This was my first sighting and I grabbed for my camera trying to focus on the yellow dot in the glare of the sun. I had seen seaplanes in movies, the golden age of travel, ladies in their furs carrying hat boxes, men with trilby’s and neat moustaches. That must have been how this bay was when Agatha Christie set a short story here. Now I too was experiencing my own problems in Pollensa Bay.

Uncertainty had dominated the last three days. Sky TV updating us of the situation. Tears and tantrums from some, disbelief from all as the reality unfolded. No one could tell when or how we would be going home. Schoolchildren were delighted to have an extended break. Parents worried about their jobs, the car parking, goldfish and house plants. The lobby reverberated with the tap, tap, tap of fingers spelling out messages on their laptops, Blackberries and Apples, sending out an SOS to the world.

I had come down to the sea to get away from the buzz of anxiety, the speculation and constant information underload. Pine Walk was an escape from all this. Children searched for treasure with nets in rock pools, oblivious to the crisis that was unfurling, while parents huddled behind windbreakers wearing sweaters with shorts on the beach. In a few months they would be doing much the same in Rock or St Ives.  Meanwhile for Easter, families rented stucco villas as older couples wallowed in step back in time luxury at an Art Deco hotel, all taking early evening strolls after their siestas, to build up their appetite. Just as well heeled travellers just arrived by steamer from Barcelona may have done, in the halcyon days between the wars.

Similar journeys to those intrepid travellers of the thirties were now to be experienced by the world weary tourist. By land and sea from Spain to England, almost nonstop through France, with glimpses of cathedral spires in Barcelona, rush hour ring roads of Lyon and the well ordered allotments of Calais. No flights home for us this year. Departure lounges lay vast in their emptiness, floor polishers echoing around the shuttered mall. The baggage carousals, silently still, no lone suitcase revolving, unclaimed.
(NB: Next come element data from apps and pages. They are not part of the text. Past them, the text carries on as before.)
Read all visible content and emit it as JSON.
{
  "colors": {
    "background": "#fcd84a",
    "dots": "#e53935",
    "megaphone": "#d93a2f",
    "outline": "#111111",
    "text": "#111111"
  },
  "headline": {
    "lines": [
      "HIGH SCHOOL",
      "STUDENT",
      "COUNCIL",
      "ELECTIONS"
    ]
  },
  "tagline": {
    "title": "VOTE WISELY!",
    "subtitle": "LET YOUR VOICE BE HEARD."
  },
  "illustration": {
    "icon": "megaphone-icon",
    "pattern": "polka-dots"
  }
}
Planes grounded in their hundreds on the runways, stretching out as far as the eye could see, white crosses marking casualties not of war, but of nature.